Element data from apps and pages
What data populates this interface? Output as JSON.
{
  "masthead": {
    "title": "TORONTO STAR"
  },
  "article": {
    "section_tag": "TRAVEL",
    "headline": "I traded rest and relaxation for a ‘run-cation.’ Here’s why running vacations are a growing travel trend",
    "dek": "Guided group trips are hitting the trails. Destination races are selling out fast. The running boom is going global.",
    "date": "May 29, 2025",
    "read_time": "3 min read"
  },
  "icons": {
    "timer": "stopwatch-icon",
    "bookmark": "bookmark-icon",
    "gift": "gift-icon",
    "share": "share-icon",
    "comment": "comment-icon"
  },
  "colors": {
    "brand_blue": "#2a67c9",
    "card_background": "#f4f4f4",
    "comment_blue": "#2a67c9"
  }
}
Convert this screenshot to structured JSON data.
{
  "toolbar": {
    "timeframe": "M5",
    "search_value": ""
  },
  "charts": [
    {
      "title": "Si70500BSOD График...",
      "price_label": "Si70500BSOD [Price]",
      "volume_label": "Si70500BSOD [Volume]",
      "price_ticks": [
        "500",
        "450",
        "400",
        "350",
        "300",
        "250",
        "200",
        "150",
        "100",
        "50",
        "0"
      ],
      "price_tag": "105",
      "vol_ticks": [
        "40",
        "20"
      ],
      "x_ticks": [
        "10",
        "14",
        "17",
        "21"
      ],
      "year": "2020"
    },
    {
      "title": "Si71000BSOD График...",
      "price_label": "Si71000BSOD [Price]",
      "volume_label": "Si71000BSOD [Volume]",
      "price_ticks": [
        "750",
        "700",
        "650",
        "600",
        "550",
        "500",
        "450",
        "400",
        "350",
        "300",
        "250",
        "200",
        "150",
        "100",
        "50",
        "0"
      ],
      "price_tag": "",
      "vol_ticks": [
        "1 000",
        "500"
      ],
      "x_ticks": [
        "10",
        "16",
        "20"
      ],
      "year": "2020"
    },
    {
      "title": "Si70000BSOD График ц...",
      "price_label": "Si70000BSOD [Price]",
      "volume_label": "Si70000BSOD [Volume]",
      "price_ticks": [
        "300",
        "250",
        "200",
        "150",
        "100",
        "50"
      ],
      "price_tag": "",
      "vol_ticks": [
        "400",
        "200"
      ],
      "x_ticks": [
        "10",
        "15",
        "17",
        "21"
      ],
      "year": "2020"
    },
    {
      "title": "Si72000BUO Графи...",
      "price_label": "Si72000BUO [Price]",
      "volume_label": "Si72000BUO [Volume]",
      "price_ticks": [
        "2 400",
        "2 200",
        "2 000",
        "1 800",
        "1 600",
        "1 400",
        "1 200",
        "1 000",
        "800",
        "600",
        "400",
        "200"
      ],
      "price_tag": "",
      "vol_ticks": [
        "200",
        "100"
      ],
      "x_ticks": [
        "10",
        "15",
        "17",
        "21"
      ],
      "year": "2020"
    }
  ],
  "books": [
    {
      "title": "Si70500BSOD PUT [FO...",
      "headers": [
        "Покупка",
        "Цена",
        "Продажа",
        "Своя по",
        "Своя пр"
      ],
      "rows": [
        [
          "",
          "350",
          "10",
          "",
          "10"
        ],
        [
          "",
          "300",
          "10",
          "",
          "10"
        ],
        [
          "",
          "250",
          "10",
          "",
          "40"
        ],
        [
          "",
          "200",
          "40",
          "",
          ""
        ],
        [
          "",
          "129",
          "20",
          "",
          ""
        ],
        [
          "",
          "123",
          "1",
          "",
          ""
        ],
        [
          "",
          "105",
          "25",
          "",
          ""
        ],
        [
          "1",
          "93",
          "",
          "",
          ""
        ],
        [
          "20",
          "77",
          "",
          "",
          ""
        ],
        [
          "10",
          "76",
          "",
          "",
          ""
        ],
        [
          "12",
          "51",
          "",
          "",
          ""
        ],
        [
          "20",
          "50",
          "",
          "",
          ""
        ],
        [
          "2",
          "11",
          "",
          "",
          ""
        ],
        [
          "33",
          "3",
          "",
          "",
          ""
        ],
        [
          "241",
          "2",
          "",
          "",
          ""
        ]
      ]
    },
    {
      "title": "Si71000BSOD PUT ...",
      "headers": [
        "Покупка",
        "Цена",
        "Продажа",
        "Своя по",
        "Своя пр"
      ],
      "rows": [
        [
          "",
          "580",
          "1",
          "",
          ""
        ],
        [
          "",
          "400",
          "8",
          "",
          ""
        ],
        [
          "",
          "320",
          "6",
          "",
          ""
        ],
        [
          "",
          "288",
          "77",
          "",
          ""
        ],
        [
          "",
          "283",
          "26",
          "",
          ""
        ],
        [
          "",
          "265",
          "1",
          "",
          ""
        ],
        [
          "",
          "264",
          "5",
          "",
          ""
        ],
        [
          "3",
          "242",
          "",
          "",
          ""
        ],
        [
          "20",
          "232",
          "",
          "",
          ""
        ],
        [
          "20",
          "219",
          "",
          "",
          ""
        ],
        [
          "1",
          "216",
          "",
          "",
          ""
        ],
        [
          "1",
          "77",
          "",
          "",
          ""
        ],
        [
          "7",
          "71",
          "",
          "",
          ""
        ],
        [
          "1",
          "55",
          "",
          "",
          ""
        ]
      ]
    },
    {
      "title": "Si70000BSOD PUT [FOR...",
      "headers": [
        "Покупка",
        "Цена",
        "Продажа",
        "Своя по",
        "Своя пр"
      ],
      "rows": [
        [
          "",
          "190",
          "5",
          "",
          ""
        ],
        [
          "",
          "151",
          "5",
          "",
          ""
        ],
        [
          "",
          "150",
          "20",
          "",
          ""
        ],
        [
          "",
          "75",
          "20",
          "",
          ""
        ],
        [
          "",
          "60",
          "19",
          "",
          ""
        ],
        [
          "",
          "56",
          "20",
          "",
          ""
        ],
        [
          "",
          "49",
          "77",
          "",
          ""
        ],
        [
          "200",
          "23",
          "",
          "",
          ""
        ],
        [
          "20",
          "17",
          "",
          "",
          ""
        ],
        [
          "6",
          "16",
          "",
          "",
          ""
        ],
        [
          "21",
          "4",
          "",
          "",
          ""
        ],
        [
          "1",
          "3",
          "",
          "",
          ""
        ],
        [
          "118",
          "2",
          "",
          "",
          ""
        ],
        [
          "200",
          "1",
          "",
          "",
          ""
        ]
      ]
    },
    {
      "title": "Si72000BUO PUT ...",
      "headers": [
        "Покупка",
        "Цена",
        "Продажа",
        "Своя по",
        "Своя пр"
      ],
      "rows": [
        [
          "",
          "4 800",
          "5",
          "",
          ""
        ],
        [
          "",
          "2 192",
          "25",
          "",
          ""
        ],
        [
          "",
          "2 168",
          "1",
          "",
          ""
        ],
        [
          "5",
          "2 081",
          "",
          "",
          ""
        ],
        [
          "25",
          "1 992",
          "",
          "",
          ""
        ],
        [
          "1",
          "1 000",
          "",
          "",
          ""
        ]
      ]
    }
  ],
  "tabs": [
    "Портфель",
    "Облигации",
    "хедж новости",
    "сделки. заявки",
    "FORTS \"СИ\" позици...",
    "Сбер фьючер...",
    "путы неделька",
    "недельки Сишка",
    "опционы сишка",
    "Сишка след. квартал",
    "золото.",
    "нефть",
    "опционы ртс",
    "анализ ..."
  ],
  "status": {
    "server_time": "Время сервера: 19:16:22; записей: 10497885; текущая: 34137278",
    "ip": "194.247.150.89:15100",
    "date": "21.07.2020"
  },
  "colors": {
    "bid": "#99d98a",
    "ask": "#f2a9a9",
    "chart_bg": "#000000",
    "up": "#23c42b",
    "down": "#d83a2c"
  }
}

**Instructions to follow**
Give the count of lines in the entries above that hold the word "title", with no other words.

**Result**
9